As I showed you in my last DIY post I'm recently working a lot with metal again. Obviously I want to explain you the process of making jewelry with metal sheets as I believe it is one of the best techniques for jewelry making at home. You do need some tools or/and material you don't necessarily have at home but it is definitely worth it getting them. If you find ready-made rings or metal pieces you can of course just skip the tutorial and start with gluing the pieces together.

Material:
Aluminium pipe (approx. ø2cm)
Aluminium sheet (1mm)
2-component adhesive
benzine/ rubbing alcohol

Tools:
small saw ('Puk-Säge'- don't know the English word)
rasp
bench vise
Proxxon drill/ Dremel
metal shears
small hammer
Micro Mesh Sandpaper
ruler
marker
cloth


1. Making the rings


For this step you'll need your saw, rasp, the pipe and a bench vise.


Place the pipe in the vise, mark the width of your ring and then saw. Make sure you saw straight or otherwise your ring is going to be asymmetric! Repeat this step three times for a three finger ring.


Shape the edges with a rasp until they won't hurt you anymore.
If the pipe does not fit your fingers perfectly, just cut it open with metal shears.

So easy!


2. Cutting the metal


Okay, this step is a little bit more complicated, but still manageable. You will need the Dremel/Proxxon/whatever, the metal sheet, your metal shears, a small hammer, Micro Mesh sandpaper (or something similar), a ruler and a marker.


Start off by drawing the shape of your ring. Mine is a square which is as long as three of my fingers are wide, but you can make any shape really. Then cut the whole thing out using your metal shears.
To flatten the square you may need to carefully hammer the metal.


Now it's time to shape the edges with your Dremel. Make sure they look nice and even.


The last step is polishing the whole square. Obviously you only need to do this on one side since the rings are going to be on the other.


3. Gluing

Last and most important step - glue both together! Therefore you need rubbing alcohol or benzine, a cloth and - of course- 2-component glue.


As you can see my glue is from 1998, actually my father got it from his mother, but it still works perfectly.
Clean both the ring and the square with alcohol or benzine. This will make the glue stick better.


Now apply the glue on one side of the square as shown in the picture. You don't need to apply it on the ring as well, but better safe than sorry!

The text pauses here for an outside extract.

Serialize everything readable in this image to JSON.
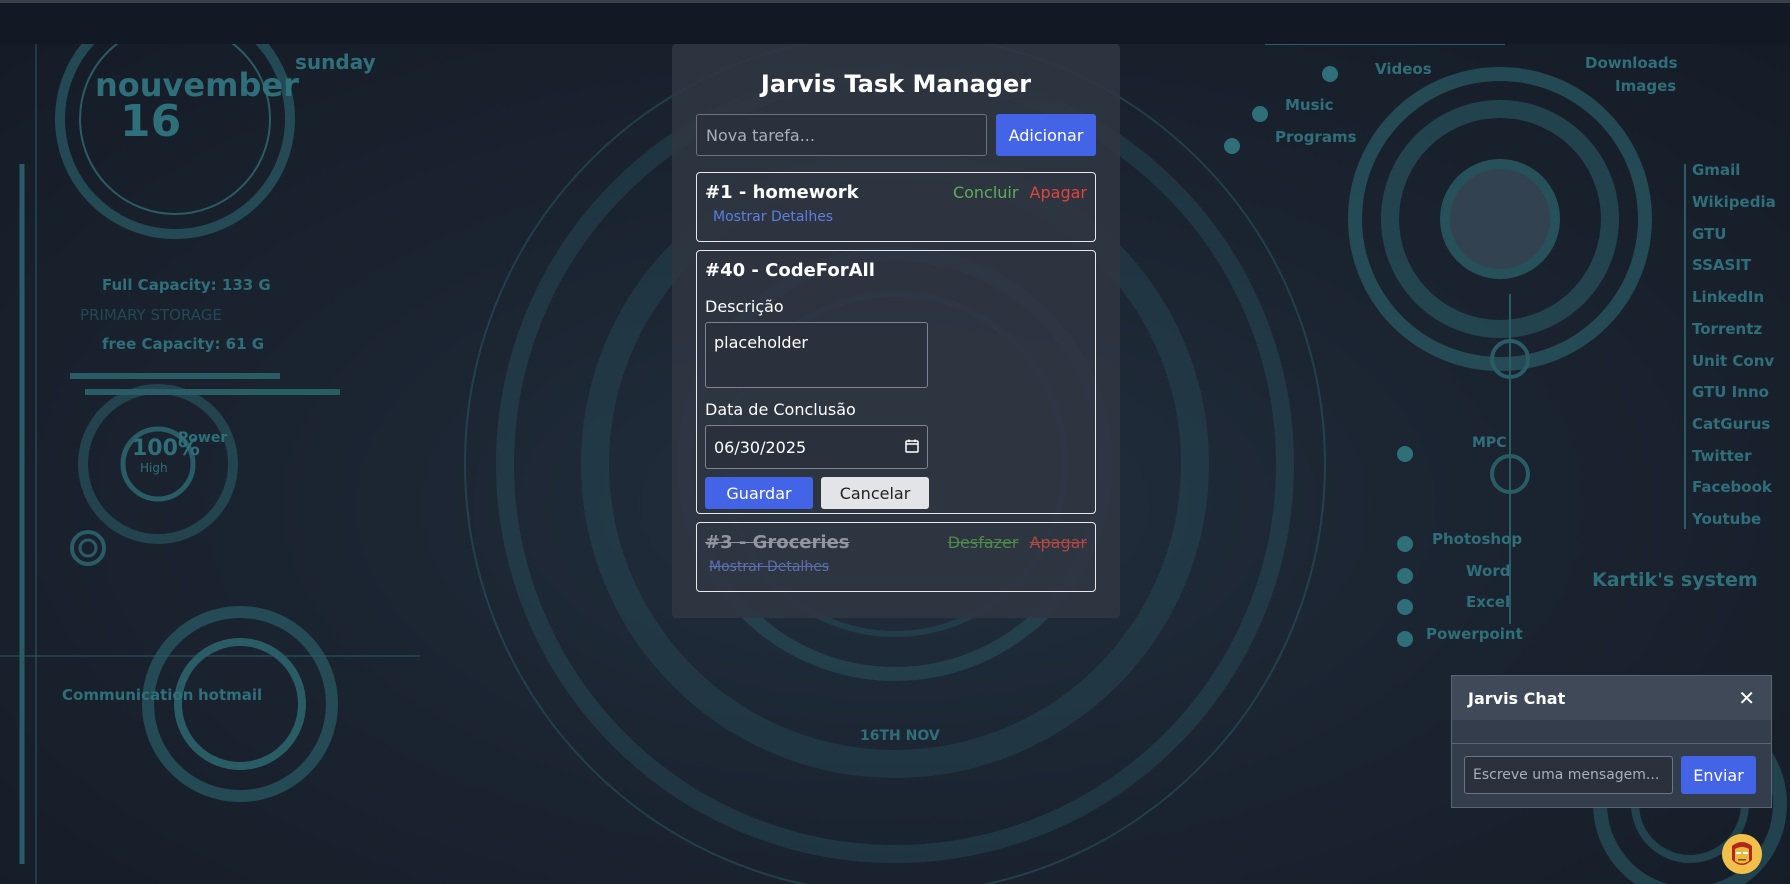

Place your rings on the square. Make sure the rings are in the right order - you don't want your index finger ring to be next to your ring finger ring.
Let it dry over night and your very own three finger ring is finished!




I hope this all makes sense, just ask if you have any doubts :)

Wednesday, March 20, 2013

Guess what, I'm going back to India today! Unfortunately just for 2,5 weeks, but there wont be any posts until I come back.
Happy Easter!

cheers,
Camilla

Monday, March 18, 2013

Everybody lies. No exceptions.

Photos for an art project in school, not too much to say.